    I wouldn’t simplify it so much as to say that the only evil is not caring. I think there’s a lot of evil in thinking that might makes right, and in rushing to use force without pausing to use reason. In fact, I think that the initial video is well intended, but it is essentially evil in that it uses an emotional plea without full information to influence people to support an unworthy cause. I don’t know how they’ve modified their message but I can say that they got to the level of notoriety they have by being very dishonest and manipulative.* If they still intend to try to pressure the U.S. into taking some sort of unilateral action, or for the U.S. to push for unwanted military action against Kony, then that is not a cause worth supporting.

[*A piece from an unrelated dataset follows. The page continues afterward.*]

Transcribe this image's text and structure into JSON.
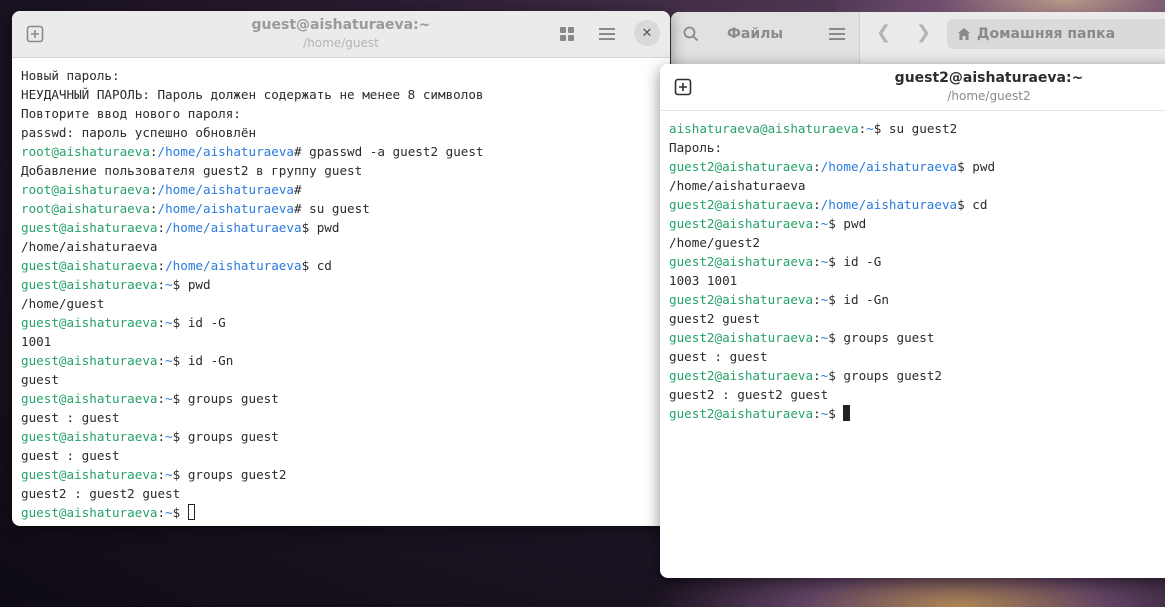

    However, if we only focus on the lessons this teaches the children, then there is at least a positive to both action and inaction. There’s also a potential negative to both. My biggest worry with this is that it allows people to enjoy lazy activism where they are both uninvolved in the cause they support (financially or otherwise), and are ill educated on the true scope of the problem and the likely outcomes of the proposed solution. My previous point is that this is partially offset by the benefit of learning to enjoy altruistic behaviors.

    I stand on the side that says this is an unworthy cause and donating to it is a bad thing. I just wouldn’t judge those who do support it and donate too harshly.

    * I have to admit at this point that I haven’t watched any further Kony2012 videos. Perhaps I should before I continue, but something tells me they won’t address my concerns.

    2012/11/02 at 13:59

  11. I really wonder what the administrators were thinking when they brought this video in. Did they have the same mindset as you? Did they have other motivations?

    About the actual video, don’t watch them. It’s a waste of time, although good for some laughs at certain overdramatic segments.

    2012/11/03 at 00:09